I’m using it a little bit differently from most. Being a left-hander, I use the TourBox in my right hand, and most people use it in their left hand, but this thing is as flexible as you want it to be.
The ability to program individual buttons, then to also program double buttons, and then also program double-clicks on buttons, and long press and hold buttons, means this thing is as smart as you want it to be.
Yes, it does take some getting used to, but if you introduce basic clicks to start, such as I’ve done with Lightroom, you very quickly start to see the potential, and start adding more and more functionality to it as you use it.
For creators who can’t afford tens of thousands of dollars for expensive editing decks, this thing is absolutely brilliant, and congratulations to TourBox tech for having the insight to create something so functional out of the box.
The TourBox Elite with dual Bluetooth, for me, is a real winner. You can run it off the cable, but to have wires not all over my desk is my goal.
And in combination with my wireless Xencelabs tablet, this thing gets a five out of five stars, no doubt. And I would definitely recommend it to anybody out there to give it a go.
If you’ve got any questions, fire them away in the comments below, and I’m happy to get into it.
Thanks to TourBox for sending me the TourBox Elite, to tell you guys what I think.
Well done, guys.
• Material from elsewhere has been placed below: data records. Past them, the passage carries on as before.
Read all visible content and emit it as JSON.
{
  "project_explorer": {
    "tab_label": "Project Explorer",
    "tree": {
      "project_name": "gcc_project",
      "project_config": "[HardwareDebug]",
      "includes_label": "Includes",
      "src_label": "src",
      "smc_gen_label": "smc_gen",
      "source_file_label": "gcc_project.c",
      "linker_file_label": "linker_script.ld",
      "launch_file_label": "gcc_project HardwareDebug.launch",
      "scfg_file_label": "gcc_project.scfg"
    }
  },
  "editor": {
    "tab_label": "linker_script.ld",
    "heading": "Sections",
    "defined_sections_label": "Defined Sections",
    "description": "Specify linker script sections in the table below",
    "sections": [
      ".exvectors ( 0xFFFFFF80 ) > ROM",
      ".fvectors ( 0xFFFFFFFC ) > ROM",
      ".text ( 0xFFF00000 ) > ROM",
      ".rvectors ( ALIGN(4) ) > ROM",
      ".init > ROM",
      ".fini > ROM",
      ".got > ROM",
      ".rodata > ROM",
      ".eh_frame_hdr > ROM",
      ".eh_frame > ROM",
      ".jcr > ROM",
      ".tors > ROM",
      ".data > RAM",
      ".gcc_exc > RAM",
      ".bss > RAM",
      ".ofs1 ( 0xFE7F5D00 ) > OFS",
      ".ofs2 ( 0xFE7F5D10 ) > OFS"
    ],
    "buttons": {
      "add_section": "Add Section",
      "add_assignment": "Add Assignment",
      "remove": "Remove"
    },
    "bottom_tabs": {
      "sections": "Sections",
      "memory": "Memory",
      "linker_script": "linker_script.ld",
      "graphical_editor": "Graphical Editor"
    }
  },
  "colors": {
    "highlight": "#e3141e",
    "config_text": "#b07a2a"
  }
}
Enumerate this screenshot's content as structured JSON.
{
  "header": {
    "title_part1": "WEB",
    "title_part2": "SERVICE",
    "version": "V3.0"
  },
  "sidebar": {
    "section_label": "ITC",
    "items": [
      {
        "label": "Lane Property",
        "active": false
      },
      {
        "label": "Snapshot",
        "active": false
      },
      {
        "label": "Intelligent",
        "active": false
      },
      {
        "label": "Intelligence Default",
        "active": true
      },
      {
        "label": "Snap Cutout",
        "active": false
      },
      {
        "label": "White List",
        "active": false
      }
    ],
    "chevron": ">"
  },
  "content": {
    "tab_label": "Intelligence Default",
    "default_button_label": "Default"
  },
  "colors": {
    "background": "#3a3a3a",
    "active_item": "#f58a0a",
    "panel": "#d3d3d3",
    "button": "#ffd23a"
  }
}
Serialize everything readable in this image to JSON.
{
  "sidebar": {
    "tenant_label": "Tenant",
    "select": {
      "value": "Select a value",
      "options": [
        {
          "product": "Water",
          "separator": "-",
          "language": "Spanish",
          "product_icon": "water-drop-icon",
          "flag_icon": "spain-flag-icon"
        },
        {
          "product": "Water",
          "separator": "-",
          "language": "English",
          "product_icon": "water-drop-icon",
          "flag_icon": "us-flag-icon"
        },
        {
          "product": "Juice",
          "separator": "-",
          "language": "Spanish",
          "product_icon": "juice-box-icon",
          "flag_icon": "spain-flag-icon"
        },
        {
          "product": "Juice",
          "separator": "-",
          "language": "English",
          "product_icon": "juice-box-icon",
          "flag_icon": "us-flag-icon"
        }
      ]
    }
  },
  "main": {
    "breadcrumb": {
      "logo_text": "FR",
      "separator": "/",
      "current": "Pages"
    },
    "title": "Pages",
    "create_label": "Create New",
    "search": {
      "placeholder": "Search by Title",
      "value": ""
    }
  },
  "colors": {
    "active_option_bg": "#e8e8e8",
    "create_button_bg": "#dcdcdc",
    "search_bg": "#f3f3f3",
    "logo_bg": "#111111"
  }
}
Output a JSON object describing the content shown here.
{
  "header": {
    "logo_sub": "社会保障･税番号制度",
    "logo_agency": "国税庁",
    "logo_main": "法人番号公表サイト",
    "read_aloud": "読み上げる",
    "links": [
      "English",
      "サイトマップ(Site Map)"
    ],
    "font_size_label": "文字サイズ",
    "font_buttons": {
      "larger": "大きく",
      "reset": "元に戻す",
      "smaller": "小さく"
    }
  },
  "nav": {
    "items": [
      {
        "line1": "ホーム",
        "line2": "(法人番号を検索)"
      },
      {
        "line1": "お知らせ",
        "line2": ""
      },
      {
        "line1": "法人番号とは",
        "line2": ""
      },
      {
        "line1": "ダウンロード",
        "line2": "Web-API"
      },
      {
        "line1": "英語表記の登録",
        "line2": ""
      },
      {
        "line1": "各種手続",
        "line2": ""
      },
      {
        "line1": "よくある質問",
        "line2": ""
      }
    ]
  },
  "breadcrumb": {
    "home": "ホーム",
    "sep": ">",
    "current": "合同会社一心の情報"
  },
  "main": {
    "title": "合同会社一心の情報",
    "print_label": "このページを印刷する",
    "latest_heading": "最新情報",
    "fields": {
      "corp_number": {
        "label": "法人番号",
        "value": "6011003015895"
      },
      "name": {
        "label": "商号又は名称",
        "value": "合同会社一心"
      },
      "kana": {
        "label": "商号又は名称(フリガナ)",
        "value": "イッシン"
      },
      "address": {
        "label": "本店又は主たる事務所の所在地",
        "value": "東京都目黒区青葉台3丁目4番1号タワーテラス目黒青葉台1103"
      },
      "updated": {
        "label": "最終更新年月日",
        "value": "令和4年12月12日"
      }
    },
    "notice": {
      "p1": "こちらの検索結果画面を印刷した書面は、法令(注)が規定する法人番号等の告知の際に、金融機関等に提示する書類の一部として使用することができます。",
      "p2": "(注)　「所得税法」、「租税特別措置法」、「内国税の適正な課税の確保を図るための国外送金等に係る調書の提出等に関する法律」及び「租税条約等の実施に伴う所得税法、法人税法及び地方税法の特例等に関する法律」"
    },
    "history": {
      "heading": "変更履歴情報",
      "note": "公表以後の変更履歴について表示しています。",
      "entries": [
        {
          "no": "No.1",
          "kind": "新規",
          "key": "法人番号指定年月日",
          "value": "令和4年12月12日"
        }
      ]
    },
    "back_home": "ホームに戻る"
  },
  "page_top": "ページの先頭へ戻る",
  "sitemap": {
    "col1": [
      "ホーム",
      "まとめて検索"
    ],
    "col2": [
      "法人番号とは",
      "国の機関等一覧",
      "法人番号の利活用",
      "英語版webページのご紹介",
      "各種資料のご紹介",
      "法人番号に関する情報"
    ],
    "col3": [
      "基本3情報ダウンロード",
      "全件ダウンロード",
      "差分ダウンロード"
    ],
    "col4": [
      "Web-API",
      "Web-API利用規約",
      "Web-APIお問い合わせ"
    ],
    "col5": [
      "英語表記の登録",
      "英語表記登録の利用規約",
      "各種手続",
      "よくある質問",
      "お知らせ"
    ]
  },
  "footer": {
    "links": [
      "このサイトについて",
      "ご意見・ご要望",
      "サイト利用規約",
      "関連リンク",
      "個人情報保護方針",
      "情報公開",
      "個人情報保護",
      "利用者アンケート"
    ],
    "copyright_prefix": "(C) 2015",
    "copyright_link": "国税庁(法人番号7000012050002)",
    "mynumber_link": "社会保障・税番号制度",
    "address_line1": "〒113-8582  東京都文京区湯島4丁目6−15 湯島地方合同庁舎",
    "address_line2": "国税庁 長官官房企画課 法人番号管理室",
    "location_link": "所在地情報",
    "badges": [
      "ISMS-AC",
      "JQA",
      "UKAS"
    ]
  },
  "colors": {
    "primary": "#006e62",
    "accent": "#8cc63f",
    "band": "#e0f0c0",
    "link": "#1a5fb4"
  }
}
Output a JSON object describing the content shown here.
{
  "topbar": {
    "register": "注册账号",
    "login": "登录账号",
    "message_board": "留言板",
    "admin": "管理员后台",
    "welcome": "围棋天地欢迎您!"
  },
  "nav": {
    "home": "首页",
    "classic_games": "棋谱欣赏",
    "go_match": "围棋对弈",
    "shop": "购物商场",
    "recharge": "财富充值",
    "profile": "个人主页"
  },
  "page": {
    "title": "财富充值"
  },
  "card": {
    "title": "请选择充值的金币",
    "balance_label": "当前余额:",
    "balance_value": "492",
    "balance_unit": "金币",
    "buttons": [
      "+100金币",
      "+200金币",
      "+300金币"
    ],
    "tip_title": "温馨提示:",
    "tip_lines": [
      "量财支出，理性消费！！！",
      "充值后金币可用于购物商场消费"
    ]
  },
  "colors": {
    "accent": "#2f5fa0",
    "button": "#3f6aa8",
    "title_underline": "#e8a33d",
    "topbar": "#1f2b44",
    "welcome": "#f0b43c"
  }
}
Well done. You’ve made a cracker.
Endless hours of experimentation, professional work, and personal investment in Home Theatre, Hi-Fi, Smart Home Automation and Headphones have come to this.
Former owner of Headphones Canada, a high-end headphone specialty retailer.
This post was last updated on 2022-12-08 / Some images from Amazon Product API & some links may be affiliate links which may earn us a commission from purchases.